Items from an interface collection:
=====
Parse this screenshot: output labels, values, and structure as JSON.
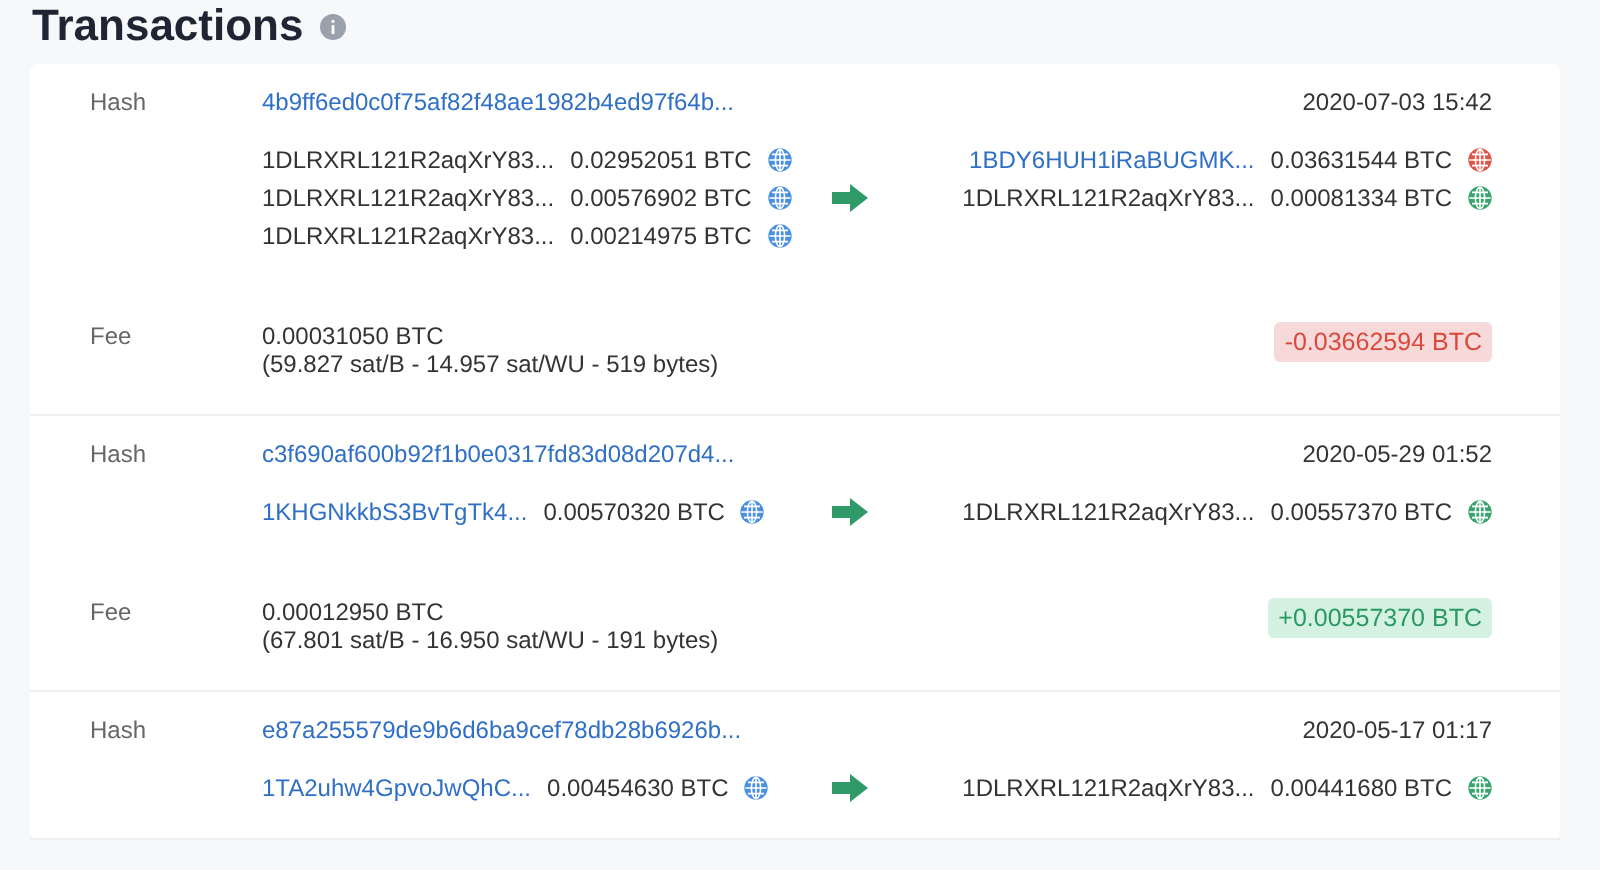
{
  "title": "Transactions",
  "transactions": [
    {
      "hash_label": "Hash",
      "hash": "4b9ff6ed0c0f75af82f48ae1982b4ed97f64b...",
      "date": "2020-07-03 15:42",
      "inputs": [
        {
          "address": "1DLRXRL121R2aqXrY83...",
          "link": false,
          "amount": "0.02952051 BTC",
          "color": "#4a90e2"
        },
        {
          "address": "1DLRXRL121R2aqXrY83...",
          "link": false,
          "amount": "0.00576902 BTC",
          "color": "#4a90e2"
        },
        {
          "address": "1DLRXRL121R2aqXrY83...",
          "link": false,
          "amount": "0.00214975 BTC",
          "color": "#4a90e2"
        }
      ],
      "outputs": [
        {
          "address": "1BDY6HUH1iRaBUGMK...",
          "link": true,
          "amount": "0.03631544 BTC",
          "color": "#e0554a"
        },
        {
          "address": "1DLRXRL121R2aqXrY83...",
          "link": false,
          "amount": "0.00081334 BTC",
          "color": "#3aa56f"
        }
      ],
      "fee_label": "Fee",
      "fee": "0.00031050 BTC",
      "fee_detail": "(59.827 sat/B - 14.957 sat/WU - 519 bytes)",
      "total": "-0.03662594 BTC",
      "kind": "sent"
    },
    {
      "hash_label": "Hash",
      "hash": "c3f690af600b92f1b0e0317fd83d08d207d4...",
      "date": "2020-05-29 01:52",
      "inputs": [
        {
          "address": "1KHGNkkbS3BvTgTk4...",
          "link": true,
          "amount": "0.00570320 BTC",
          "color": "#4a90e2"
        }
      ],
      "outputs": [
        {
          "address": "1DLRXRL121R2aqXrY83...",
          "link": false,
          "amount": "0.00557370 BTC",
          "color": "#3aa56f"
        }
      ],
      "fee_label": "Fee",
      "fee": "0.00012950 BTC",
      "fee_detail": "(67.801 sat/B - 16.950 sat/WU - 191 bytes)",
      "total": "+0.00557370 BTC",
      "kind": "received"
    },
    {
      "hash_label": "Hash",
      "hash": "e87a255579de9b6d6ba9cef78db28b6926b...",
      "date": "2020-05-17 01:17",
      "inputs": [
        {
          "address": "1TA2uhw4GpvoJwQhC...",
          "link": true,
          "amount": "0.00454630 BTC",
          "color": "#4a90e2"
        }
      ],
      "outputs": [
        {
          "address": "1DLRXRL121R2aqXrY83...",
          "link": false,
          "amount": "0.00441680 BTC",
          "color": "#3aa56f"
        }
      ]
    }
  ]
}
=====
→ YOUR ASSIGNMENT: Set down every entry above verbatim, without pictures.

→ TASK RESPONSE:
Parse this screenshot: output labels, values, and structure as JSON.
{
  "title": "Transactions",
  "transactions": [
    {
      "hash_label": "Hash",
      "hash": "4b9ff6ed0c0f75af82f48ae1982b4ed97f64b...",
      "date": "2020-07-03 15:42",
      "inputs": [
        {
          "address": "1DLRXRL121R2aqXrY83...",
          "link": false,
          "amount": "0.02952051 BTC",
          "color": "#4a90e2"
        },
        {
          "address": "1DLRXRL121R2aqXrY83...",
          "link": false,
          "amount": "0.00576902 BTC",
          "color": "#4a90e2"
        },
        {
          "address": "1DLRXRL121R2aqXrY83...",
          "link": false,
          "amount": "0.00214975 BTC",
          "color": "#4a90e2"
        }
      ],
      "outputs": [
        {
          "address": "1BDY6HUH1iRaBUGMK...",
          "link": true,
          "amount": "0.03631544 BTC",
          "color": "#e0554a"
        },
        {
          "address": "1DLRXRL121R2aqXrY83...",
          "link": false,
          "amount": "0.00081334 BTC",
          "color": "#3aa56f"
        }
      ],
      "fee_label": "Fee",
      "fee": "0.00031050 BTC",
      "fee_detail": "(59.827 sat/B - 14.957 sat/WU - 519 bytes)",
      "total": "-0.03662594 BTC",
      "kind": "sent"
    },
    {
      "hash_label": "Hash",
      "hash": "c3f690af600b92f1b0e0317fd83d08d207d4...",
      "date": "2020-05-29 01:52",
      "inputs": [
        {
          "address": "1KHGNkkbS3BvTgTk4...",
          "link": true,
          "amount": "0.00570320 BTC",
          "color": "#4a90e2"
        }
      ],
      "outputs": [
        {
          "address": "1DLRXRL121R2aqXrY83...",
          "link": false,
          "amount": "0.00557370 BTC",
          "color": "#3aa56f"
        }
      ],
      "fee_label": "Fee",
      "fee": "0.00012950 BTC",
      "fee_detail": "(67.801 sat/B - 16.950 sat/WU - 191 bytes)",
      "total": "+0.00557370 BTC",
      "kind": "received"
    },
    {
      "hash_label": "Hash",
      "hash": "e87a255579de9b6d6ba9cef78db28b6926b...",
      "date": "2020-05-17 01:17",
      "inputs": [
        {
          "address": "1TA2uhw4GpvoJwQhC...",
          "link": true,
          "amount": "0.00454630 BTC",
          "color": "#4a90e2"
        }
      ],
      "outputs": [
        {
          "address": "1DLRXRL121R2aqXrY83...",
          "link": false,
          "amount": "0.00441680 BTC",
          "color": "#3aa56f"
        }
      ]
    }
  ]
}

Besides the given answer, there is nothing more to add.